He finished five seconds clear of a strung-out chase group that included Porte who had led the pursuit with no help from the others and for his efforts faded to finish in seventh place at 25s.
Going into Tuesday’s first of two rest days of the Tour, Porte is now second overall at 2 minutes 23 seconds, while Spaniard Alejandro Valverde (Movistar) is third at 2m47s.
"I was the only one who responded when Nibali went, but I guess that’s racing,” Porte said later.
“I felt good today but it’s not great to be towing everybody to the line.
“If Vincenzo goes I guess you have to respond.
“He’s got enough time already so I didn't really want him to get any more."
The exit of Contador (Tinkoff-Saxo) with 90km to go, after crashing four kilometres earlier, has boosted Porte’s podium hopes.

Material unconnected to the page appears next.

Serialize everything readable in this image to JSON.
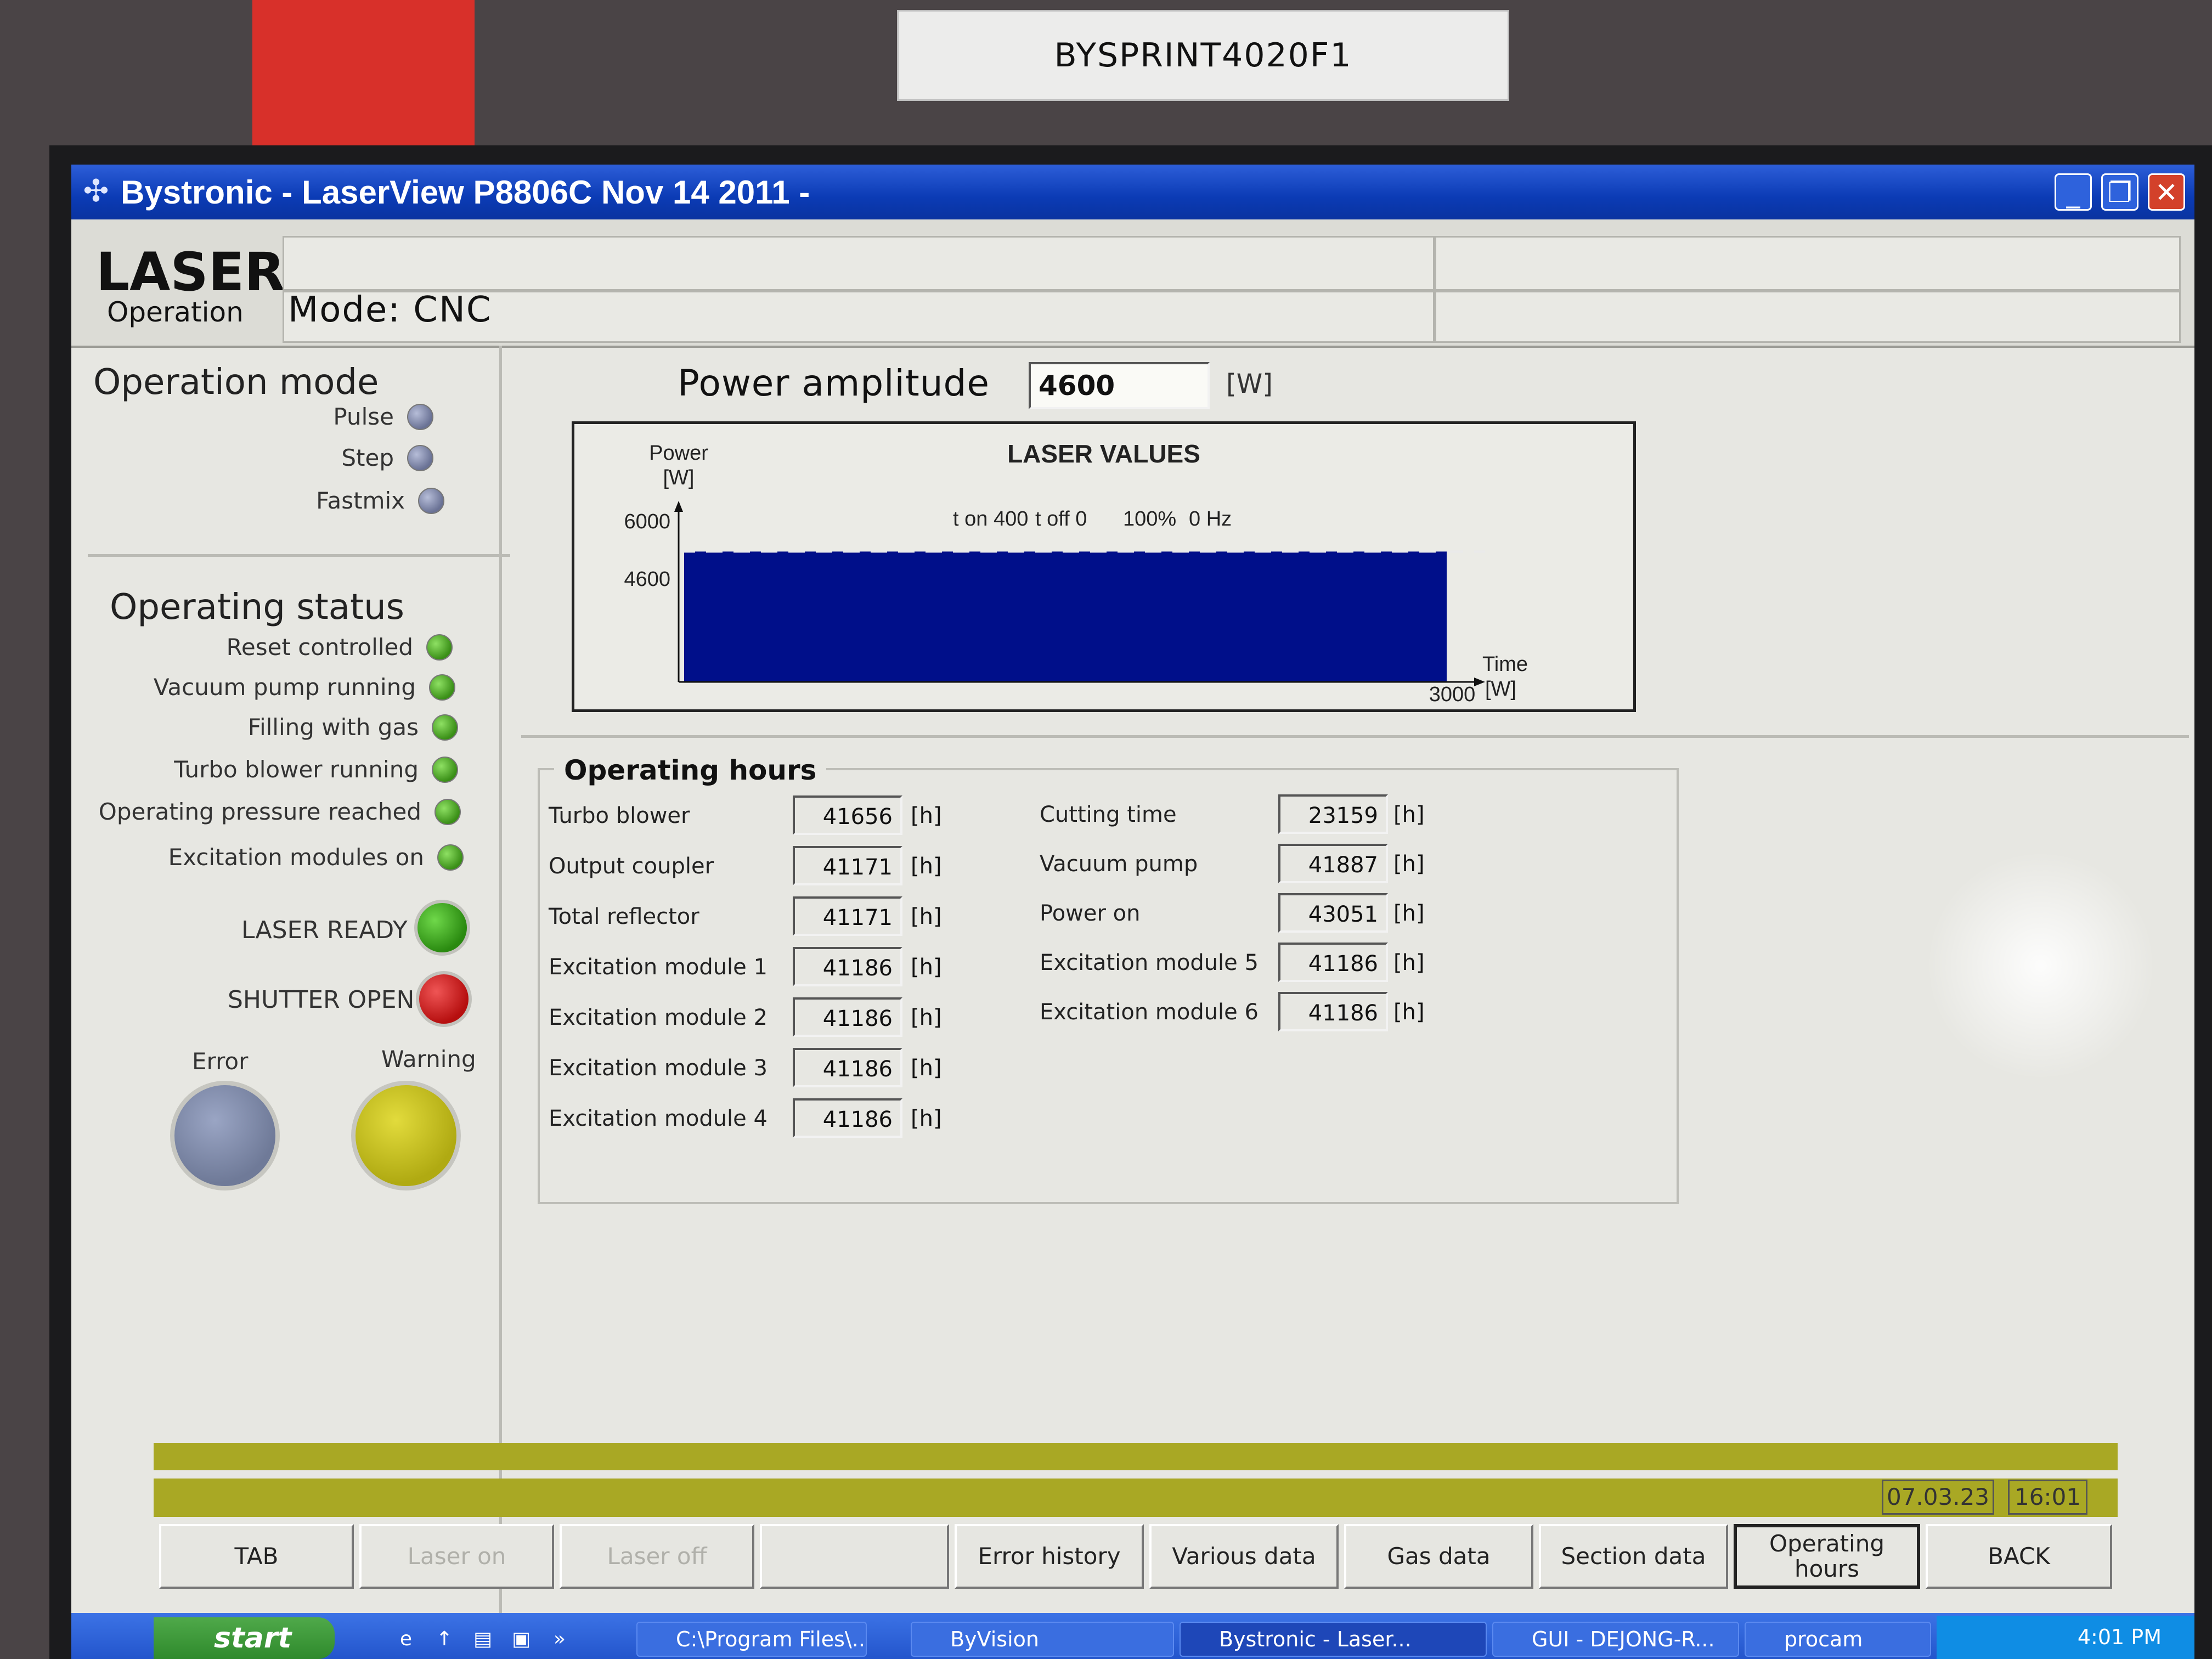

But the absence of Contador – who later had x-rays showing he fractured his tibia - will change the "dynamics" of the Tour.
It may also change how Porte races if he wants to win overall, rather than race defensively to secure a podium finish.
"It’s a shame to lose Alberto like that. I hope he’s okay,” Porte said. “It’s going to definitely change the dynamics of the race.
“It would have been a harder finale if Tinkoff-Saxo had he have been there.
"We'll take it day by day and I think we're in a pretty good position going into the first rest day."
Tour followers will never know how Porte would have responded to the planned attacks from Contador who was placed lower down on the general classification at the stage start.
Contador’s offensive could have served Porte. He could have tried to follow Contador to avert being leap-frogged by him, yet still benefit from any time they took back on Nibali without expending more energy than needed to follow the Spaniard.
Before Contador left the Tour, Porte was regarded by many as a strong podium contender rather than as a possible Tour winner - although some did believe he was a dark horse.
His rise to the team leadership role at Sky after British defending champion and teammate Chris Froome’s abandon on stage five.
But if Porte wants to win the Tour, he could be cutting it fine by waiting until the third week to strike in the Pyrenees and even then, the 54km stage 20 time trial on the second last day.
Nibali is in super form, but Porte’s odds of overhauling him would be more achievable if he could take back some time in the two days the Tour will spend in the Alps - stage 13 on Friday and stage 14 on Saturday - that both have summit finishes.
Of course, that is notwithstanding the possibility Nibali may take the offensive himself – as he did on Monday.
If he does, Porte will have to muster the strength to go with him, or reel him in – the latter being most likely as he is not a rider with the attacking "punch" that Nibali has.
Porte has said he is a rider who prefers the longer climbs like those still to come in the Alps and then the Pyrenees, rather than the steeper, shorter ones like Monday’s finish where Nibali revelled.
On that front, Porte knows that the terrain that awaits is far more to his liking. Suffice to say, the Tour is far from over.